▶ [How to complete this task] Count the lines in the entries that contain the string "JSON". State nothing but the number.

▶ [Data supplied]
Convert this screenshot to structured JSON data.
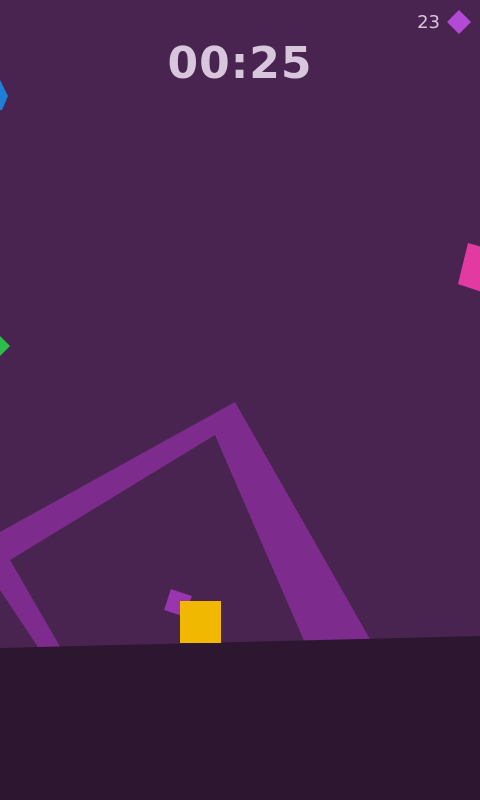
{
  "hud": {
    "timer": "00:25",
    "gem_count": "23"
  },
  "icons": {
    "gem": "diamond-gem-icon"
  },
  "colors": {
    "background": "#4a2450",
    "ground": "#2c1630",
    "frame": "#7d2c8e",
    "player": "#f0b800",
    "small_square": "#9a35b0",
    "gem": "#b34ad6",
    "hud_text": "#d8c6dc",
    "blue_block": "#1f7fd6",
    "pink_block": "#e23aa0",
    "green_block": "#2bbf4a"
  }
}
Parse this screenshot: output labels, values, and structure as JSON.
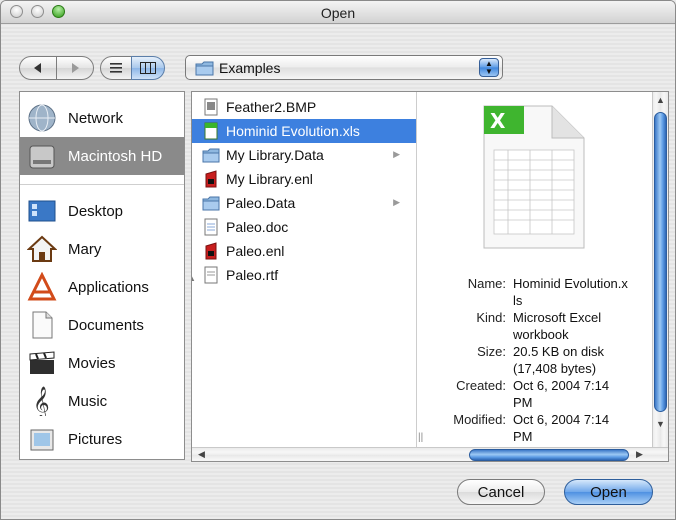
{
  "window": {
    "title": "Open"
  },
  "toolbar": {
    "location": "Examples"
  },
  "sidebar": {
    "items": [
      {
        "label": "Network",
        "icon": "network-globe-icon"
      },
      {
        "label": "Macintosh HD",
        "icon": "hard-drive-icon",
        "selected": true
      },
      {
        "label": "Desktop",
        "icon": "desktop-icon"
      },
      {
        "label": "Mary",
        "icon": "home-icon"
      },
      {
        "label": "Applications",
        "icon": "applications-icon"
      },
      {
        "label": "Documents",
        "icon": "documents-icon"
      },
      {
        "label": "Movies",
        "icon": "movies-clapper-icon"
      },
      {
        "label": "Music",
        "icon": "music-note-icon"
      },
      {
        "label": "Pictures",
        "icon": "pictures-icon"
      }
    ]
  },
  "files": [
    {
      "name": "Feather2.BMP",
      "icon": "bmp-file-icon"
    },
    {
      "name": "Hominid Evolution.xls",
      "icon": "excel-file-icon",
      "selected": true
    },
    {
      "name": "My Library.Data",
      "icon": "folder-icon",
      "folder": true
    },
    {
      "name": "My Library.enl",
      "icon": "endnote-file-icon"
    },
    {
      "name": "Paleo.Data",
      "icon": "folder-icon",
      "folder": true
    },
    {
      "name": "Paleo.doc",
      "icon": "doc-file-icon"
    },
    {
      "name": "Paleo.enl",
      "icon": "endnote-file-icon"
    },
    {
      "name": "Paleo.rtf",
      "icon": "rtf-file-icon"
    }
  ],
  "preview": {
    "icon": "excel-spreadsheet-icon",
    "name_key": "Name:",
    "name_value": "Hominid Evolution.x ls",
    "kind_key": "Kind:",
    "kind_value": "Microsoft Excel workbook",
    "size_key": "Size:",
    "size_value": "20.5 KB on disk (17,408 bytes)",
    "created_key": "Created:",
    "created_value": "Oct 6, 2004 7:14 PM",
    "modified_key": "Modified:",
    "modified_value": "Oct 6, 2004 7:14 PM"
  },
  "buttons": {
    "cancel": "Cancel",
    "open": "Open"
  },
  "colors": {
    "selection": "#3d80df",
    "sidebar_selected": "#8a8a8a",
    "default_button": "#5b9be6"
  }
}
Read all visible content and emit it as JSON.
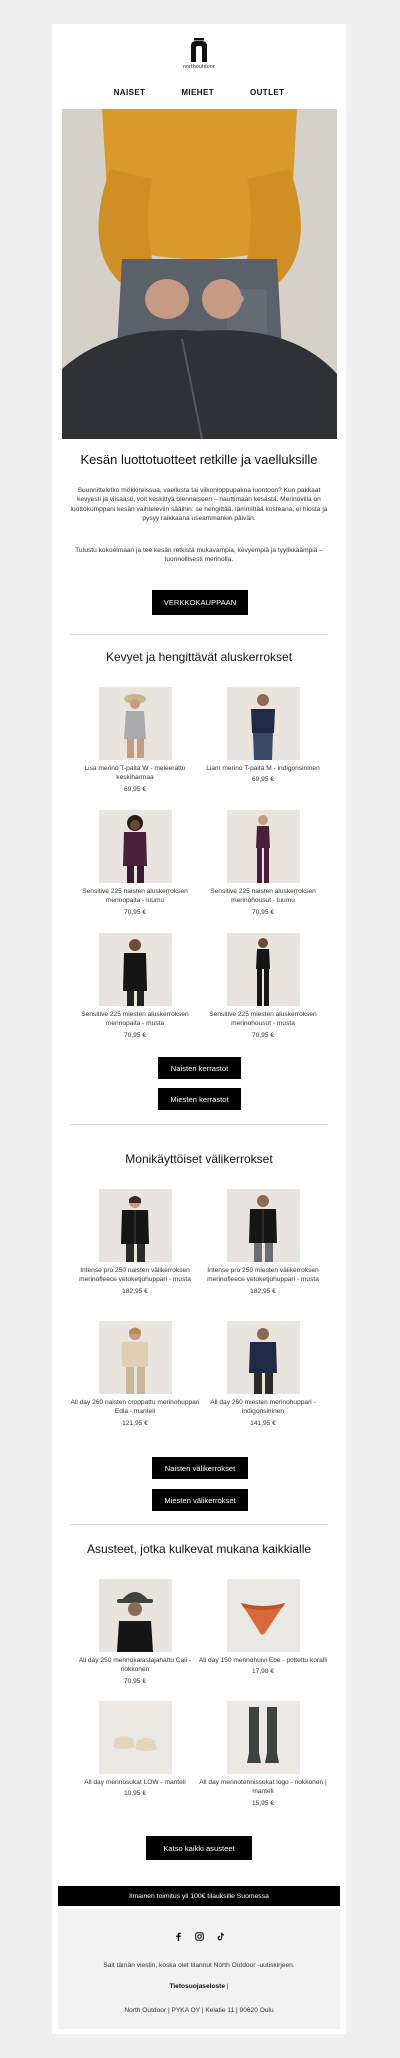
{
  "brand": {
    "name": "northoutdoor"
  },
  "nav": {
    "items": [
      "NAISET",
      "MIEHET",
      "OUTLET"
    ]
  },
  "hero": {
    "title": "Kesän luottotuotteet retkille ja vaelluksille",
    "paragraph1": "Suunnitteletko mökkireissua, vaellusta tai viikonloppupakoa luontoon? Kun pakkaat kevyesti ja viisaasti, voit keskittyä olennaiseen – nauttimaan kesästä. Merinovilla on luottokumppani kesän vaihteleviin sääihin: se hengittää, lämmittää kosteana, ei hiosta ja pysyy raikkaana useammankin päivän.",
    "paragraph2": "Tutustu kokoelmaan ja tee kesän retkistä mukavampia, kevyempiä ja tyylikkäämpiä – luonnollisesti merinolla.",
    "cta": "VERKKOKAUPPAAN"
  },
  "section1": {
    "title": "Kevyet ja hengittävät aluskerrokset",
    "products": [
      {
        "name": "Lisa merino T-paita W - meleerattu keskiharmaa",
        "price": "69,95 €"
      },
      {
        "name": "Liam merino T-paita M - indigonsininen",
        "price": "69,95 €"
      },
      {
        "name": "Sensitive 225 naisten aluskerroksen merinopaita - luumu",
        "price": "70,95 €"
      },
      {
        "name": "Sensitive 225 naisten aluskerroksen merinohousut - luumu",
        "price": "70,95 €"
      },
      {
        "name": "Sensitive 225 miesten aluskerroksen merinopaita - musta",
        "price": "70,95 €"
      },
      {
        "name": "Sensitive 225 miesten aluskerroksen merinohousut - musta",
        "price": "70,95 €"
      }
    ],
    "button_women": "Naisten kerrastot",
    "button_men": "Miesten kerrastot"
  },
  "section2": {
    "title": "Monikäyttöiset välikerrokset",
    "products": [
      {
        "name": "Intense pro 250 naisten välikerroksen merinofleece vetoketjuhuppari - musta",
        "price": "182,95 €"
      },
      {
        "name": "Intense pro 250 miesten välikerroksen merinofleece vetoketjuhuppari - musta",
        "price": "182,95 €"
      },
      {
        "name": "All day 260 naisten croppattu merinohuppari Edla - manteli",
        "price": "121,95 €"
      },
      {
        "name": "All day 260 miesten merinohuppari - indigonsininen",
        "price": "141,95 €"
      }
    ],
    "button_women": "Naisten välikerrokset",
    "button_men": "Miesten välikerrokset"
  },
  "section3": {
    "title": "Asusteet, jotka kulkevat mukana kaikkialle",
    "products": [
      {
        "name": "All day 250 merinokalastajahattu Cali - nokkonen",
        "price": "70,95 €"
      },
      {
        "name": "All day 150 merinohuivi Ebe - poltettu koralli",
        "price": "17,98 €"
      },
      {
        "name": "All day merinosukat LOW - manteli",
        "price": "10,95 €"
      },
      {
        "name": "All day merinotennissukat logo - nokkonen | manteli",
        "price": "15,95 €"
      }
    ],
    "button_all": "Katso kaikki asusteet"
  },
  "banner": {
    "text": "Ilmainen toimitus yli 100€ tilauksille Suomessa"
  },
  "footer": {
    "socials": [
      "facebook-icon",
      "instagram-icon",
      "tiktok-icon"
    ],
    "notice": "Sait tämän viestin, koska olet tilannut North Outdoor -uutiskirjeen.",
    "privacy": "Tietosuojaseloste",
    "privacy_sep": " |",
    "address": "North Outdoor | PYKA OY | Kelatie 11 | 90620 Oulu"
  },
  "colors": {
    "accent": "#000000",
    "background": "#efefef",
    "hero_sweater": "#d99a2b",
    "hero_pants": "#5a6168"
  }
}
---
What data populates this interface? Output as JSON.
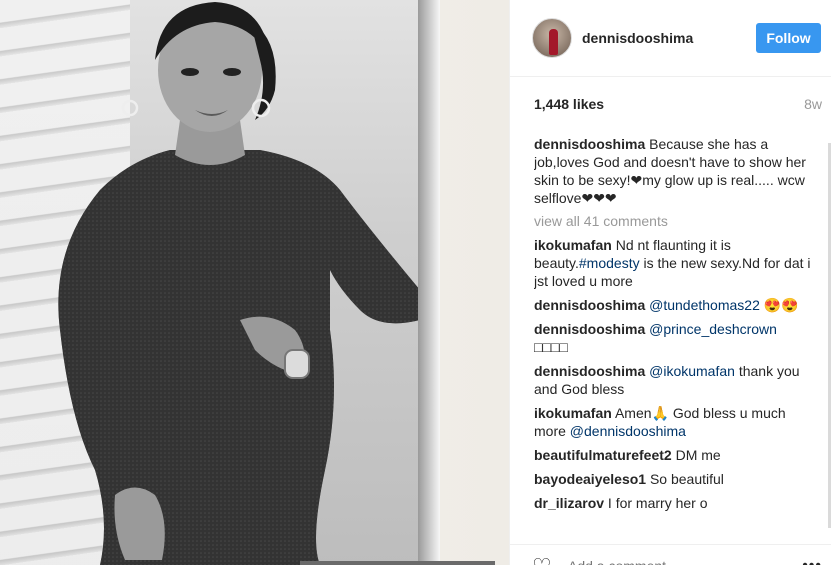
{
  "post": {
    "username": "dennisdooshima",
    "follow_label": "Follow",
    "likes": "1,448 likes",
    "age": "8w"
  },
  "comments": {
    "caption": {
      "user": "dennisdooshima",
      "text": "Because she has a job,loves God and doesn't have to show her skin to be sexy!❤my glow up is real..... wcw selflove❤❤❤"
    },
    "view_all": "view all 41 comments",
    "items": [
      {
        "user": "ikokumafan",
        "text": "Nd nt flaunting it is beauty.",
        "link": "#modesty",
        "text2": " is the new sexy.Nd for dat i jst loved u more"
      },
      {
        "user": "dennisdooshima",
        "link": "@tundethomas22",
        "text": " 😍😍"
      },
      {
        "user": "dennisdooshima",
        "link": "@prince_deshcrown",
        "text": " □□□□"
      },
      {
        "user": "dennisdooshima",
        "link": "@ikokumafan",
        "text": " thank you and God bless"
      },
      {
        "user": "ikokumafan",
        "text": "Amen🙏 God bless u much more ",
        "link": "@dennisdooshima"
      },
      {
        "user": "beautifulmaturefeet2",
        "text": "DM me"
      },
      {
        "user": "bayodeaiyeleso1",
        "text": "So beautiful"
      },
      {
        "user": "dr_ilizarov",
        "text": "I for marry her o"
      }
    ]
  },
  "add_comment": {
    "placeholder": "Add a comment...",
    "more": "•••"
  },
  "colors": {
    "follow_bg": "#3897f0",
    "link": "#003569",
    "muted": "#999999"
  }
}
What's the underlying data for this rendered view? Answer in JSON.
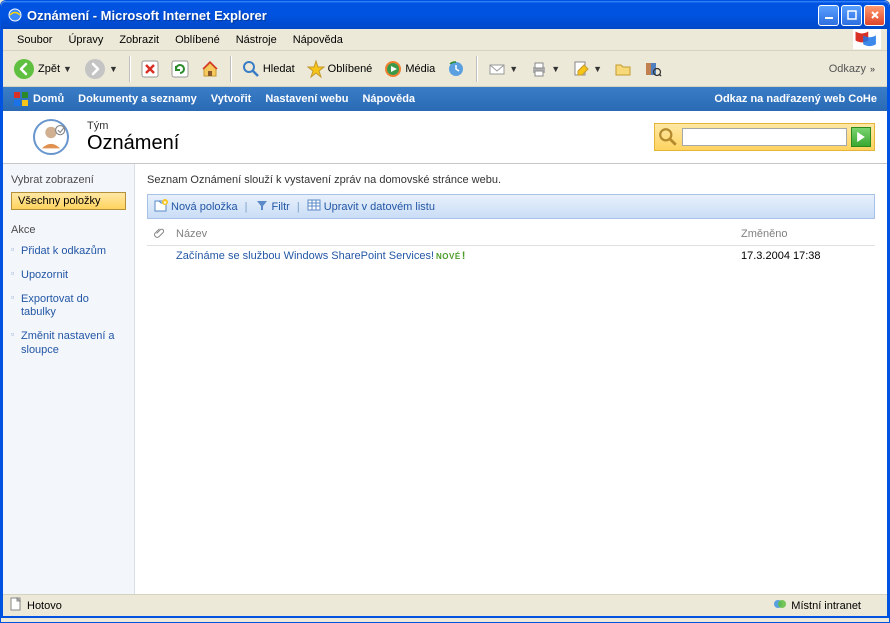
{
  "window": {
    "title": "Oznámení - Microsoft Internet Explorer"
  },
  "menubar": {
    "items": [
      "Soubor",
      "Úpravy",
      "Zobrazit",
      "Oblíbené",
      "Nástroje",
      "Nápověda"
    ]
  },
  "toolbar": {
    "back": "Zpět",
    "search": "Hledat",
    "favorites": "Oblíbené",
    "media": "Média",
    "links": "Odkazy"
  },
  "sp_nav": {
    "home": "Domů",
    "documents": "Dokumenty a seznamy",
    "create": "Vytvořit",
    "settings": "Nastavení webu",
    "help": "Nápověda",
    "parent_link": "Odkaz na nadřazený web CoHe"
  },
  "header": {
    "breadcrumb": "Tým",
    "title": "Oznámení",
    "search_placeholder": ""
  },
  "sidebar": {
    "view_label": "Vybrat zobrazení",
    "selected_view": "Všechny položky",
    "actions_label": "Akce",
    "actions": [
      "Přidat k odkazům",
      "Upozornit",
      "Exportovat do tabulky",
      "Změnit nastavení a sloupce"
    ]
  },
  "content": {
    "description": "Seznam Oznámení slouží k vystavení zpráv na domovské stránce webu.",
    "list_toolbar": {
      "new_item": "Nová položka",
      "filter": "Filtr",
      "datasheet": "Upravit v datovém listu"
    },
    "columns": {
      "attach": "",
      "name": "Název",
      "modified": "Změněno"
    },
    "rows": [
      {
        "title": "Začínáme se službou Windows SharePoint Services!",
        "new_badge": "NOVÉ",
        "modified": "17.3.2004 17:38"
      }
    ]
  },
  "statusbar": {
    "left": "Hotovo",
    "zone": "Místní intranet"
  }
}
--
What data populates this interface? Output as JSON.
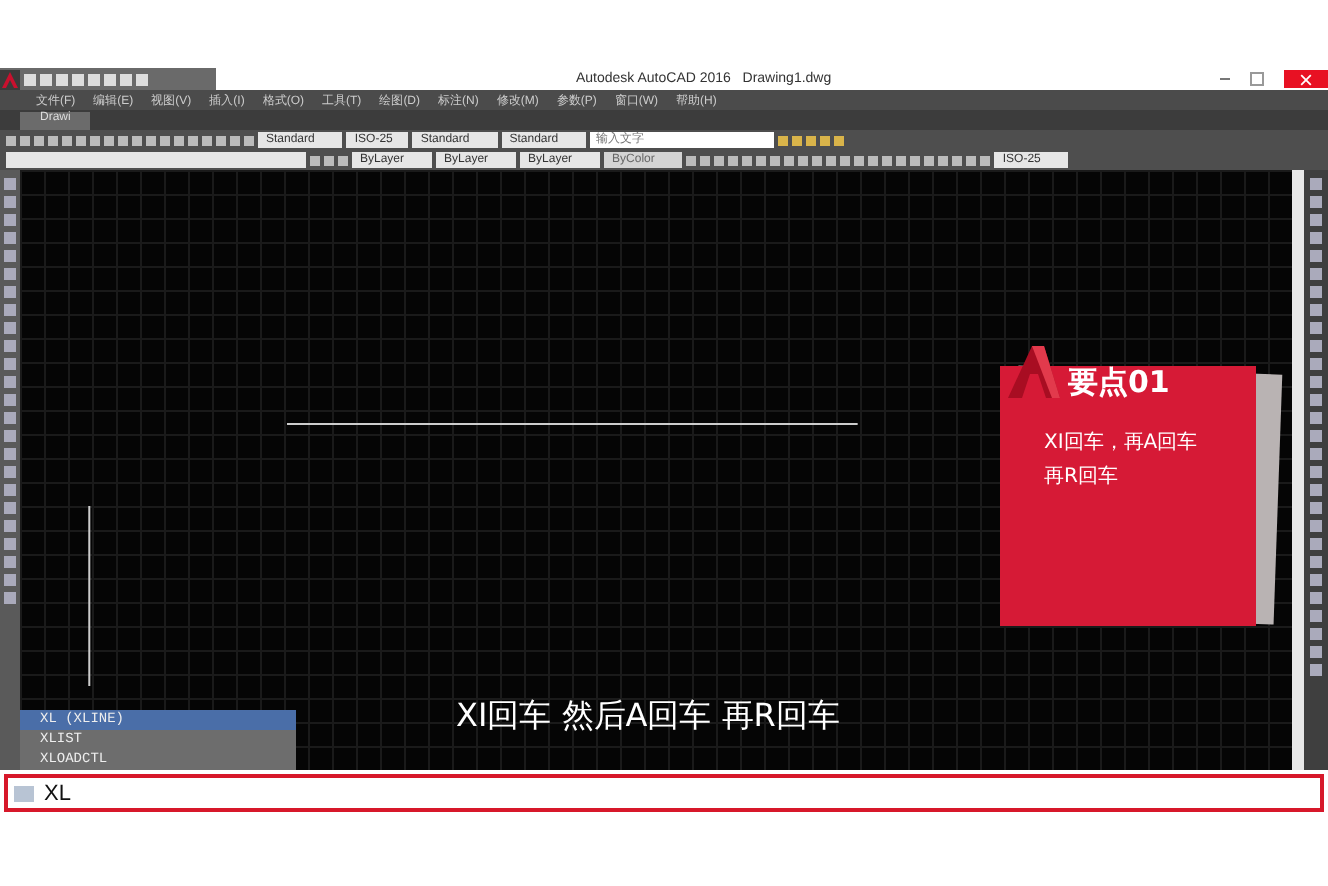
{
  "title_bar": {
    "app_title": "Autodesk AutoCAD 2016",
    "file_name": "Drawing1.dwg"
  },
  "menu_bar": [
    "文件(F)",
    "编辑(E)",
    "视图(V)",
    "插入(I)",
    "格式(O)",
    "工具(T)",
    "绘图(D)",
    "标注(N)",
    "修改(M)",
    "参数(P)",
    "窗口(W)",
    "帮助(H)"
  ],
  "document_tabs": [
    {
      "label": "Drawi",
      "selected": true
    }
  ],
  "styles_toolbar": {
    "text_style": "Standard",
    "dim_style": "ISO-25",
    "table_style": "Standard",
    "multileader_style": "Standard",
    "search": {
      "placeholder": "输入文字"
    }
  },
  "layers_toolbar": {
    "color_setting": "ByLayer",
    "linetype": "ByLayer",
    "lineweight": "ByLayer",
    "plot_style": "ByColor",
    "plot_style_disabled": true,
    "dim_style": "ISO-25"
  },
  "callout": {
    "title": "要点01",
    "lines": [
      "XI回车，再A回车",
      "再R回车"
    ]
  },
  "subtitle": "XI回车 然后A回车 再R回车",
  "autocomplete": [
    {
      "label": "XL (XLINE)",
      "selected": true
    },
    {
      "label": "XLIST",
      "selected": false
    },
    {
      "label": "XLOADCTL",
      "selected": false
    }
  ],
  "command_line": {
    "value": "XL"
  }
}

▶ [Solution to the problem] 6